Thanks to the quad-core neural network engine in Apple Watch Series 9, a number of machine learning tasks can be run more efficiently locally on Apple Watch. Siri can perform them on the device side, without an internet connection, so they’re more responsive, and can process and answer questions about a user’s health data locally. For example, in addition to features like weather and timers, you can ask Siri on Apple Watch Series 9 how you slept the day before, what your heart rate was, and more. Apple Watch Series 9 also supports the “two-finger double-tap” gesture, which allows you to use it to perform key actions on the current screen of your Apple Watch, such as answering a call, turning on a timer, and displaying a smart stack. This gesture can be used to perform key actions on the current screen of the Apple Watch, such as answering a call, turning on a timer, displaying Smart Stacks, and more. watchOS 10’s Smart Stacks widget feature also utilizes machine learning to automatically suggest which widget is currently at the top of the stack. Every time you turn the digital crown on the dial, you’ll see the most up-to-date information, such as upcoming meeting schedules, songs currently playing, and more.

Sports and Health: Exercise Detection, Sleep Monitoring

In addition to system-related functions, Apple Watch’s sports and health functions are also inseparable from the participation of intelligent technology. When it comes to sports and health-related functions, Apple often refers to related model training. For example, the sleep stage function of watchOS 9 refers to clinical studies on the sleep stages of different populations and utilizes machine learning on the device side to achieve this. However, it is puzzling that the sleep tracking feature on Apple Watch does not seem to automatically monitor whether the user falls asleep or not, but is turned on by the sleep timer feature, which allows the user to only be informed of the sleep stages during the sleep focus mode; naps, and sleep after the alarm is turned off will not continue to be tracked.

Safety Features

There are also safety features on iPhone and Apple Watch, such as Apple Watch’s fall detection (available on Apple Watch SE, Apple Watch Series 4, or newer, which I triggered the last time I was at the ice rink), which is also based on studying and analyzing the processes involved and forming machine learning models.

There are also a number of assistive features on Apple devices that help people with certain perceptual or functional impairments make better use of modern technology, such as the familiar magnifying glass, VoiceOver screen reader, and AirPods hearing aids. Some of these accessibility features also involve Apple devices’ neural network engines and device-side intelligence, such as creating a personal voice, voice recognition, and more.

Personal Voice is an accessibility feature that analyzes 150 recordings of user phrases to create a synthesized voice on the device side of iPhone or iPad that fits the individual’s voice. Users can have the system read aloud in simulated voices during FaceTime calls, phone calls, augmentative communication apps, and face-to-face conversations, currently in English.

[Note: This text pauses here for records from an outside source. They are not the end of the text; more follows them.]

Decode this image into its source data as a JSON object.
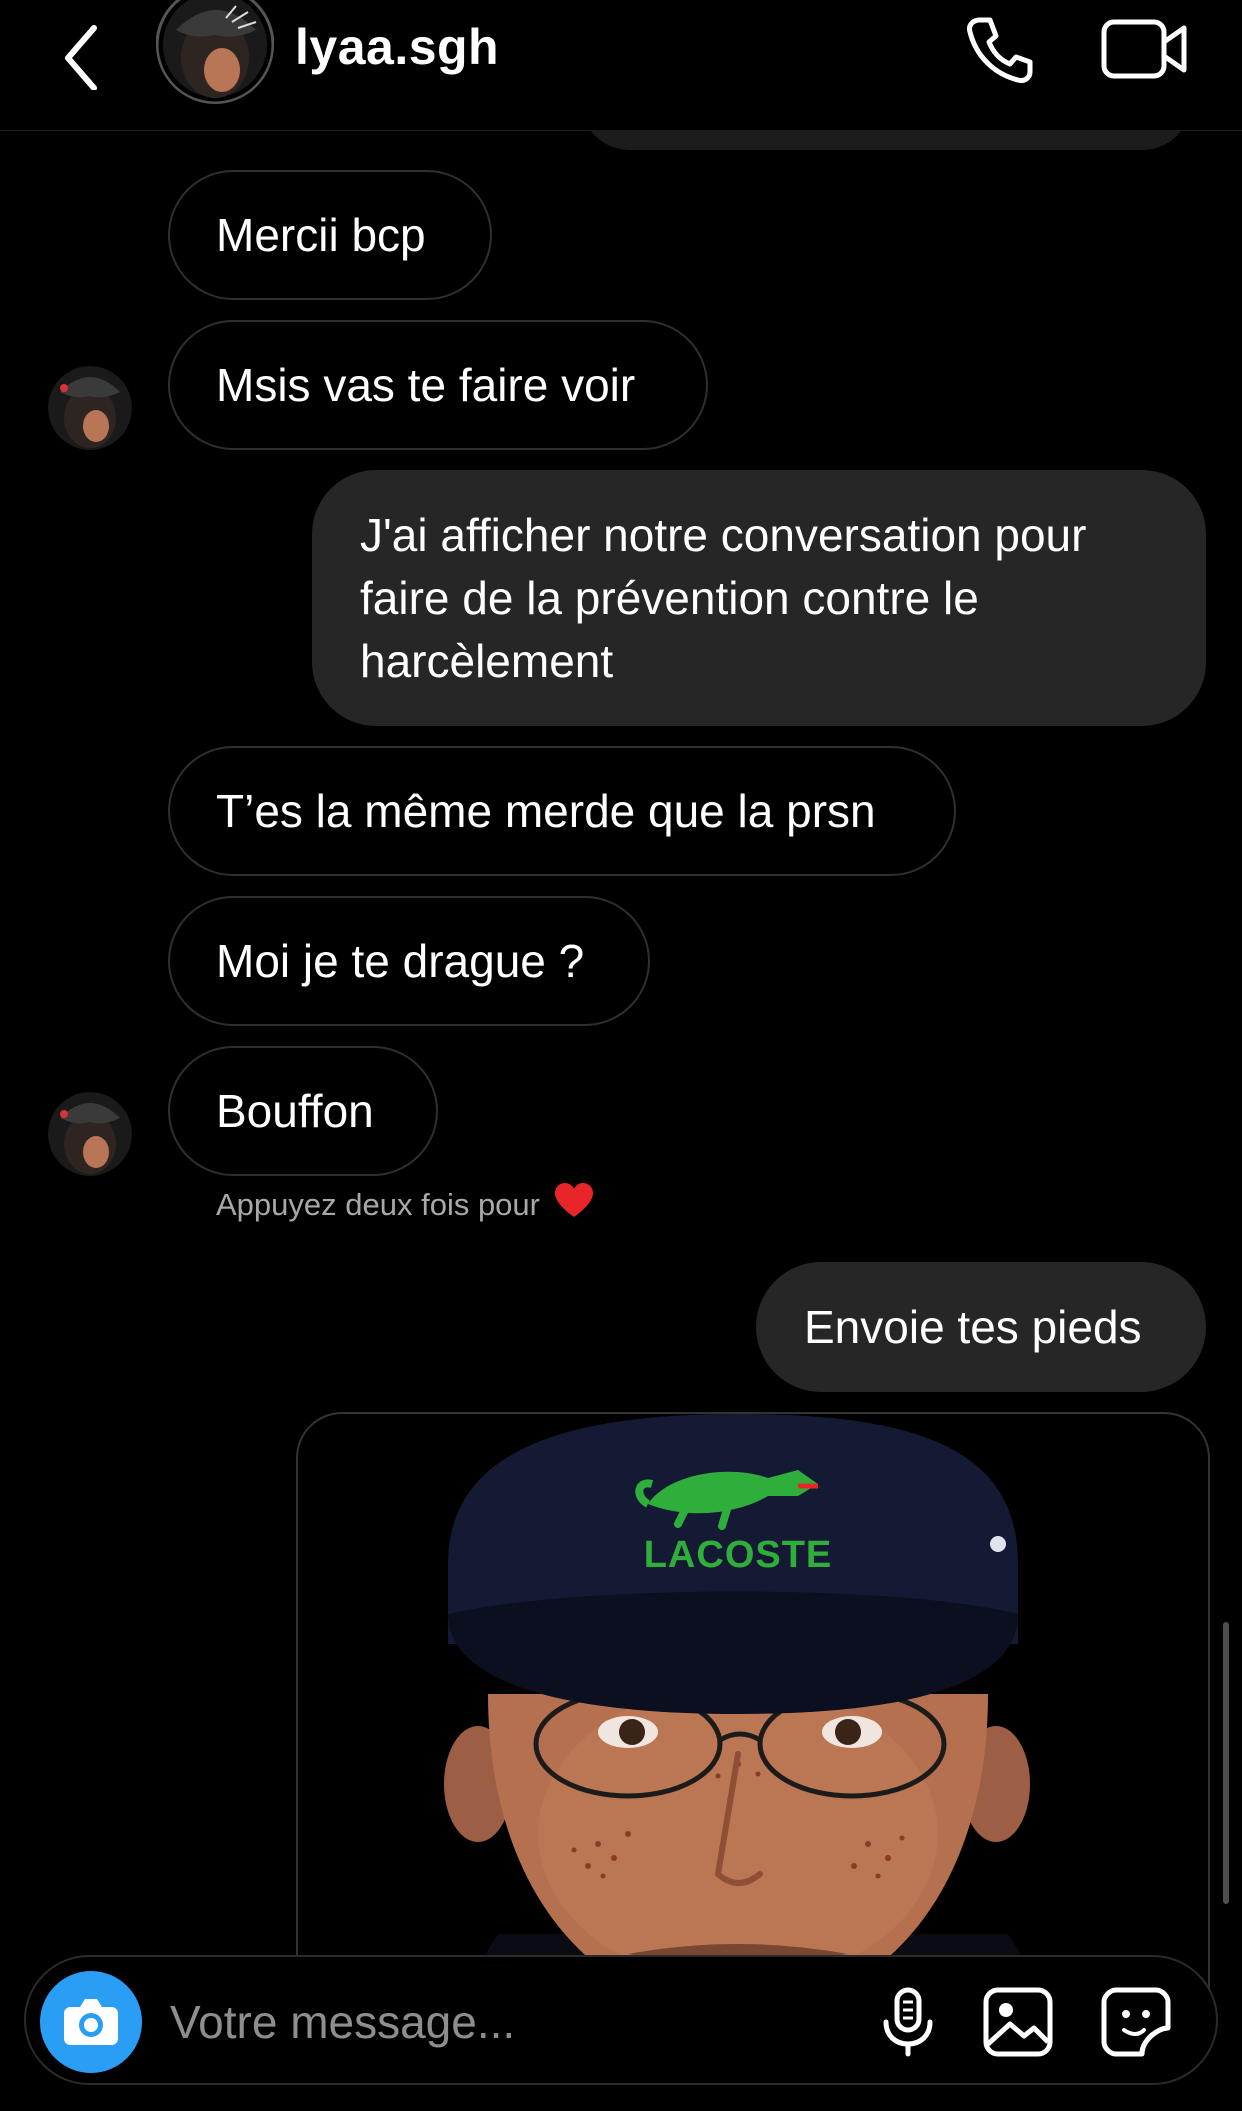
{
  "header": {
    "username": "lyaa.sgh"
  },
  "messages": [
    {
      "text": "Mercii bcp"
    },
    {
      "text": "Msis vas te faire voir"
    },
    {
      "text": "J'ai afficher notre conversation pour faire de la prévention contre le harcèlement"
    },
    {
      "text": "T’es la même merde que la prsn"
    },
    {
      "text": "Moi je te drague ?"
    },
    {
      "text": "Bouffon"
    },
    {
      "text": "Envoie tes pieds"
    }
  ],
  "reaction_hint": {
    "text": "Appuyez deux fois pour",
    "icon": "heart-icon"
  },
  "media": {
    "cap_text": "LACOSTE"
  },
  "composer": {
    "placeholder": "Votre message..."
  },
  "colors": {
    "background": "#000000",
    "outgoing_bubble": "#262626",
    "incoming_border": "#2f2f2f",
    "camera_button": "#2a9ef5",
    "hint_text": "#a8a8a8",
    "heart": "#e8262a",
    "lacoste_green": "#2fae3c"
  },
  "icons": [
    "back-arrow-icon",
    "phone-icon",
    "video-camera-icon",
    "camera-icon",
    "microphone-icon",
    "gallery-icon",
    "sticker-icon",
    "heart-icon"
  ]
}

SoundAnalysis, a framework introduced at WWDC, has built-in categorization data for more than 300 sound categories that developers can call directly into their apps, and the system will recognize the sound through the microphone. In iOS, based on this framework, Apple has added sound recognition to the Accessibility feature, which recognizes sounds in the environment, such as doorbells, sirens, and cat and dog barks, and learns specific categories of sound – which is helpful for the hearing impaired. Rumors have been swirling lately about Apple’s possible collaboration with OpenAI and others, WWDC’s focus on improving the AI capabilities of Apple’s platforms, and more. I’ve also been thinking about where Apple is going with this generative AI trend.

From this article, we see that Apple has a deep foundation in machine learning research and applications. However, now that the larger LLM models seem to be so complex that it is impossible to process them directly on the device, will it still be able to stick to its values of “device-side intelligence”? And how will it bring more powerful AI tools to its software platform? Perhaps we’ll have to wait until WWDC 2024 on June 10th to find out.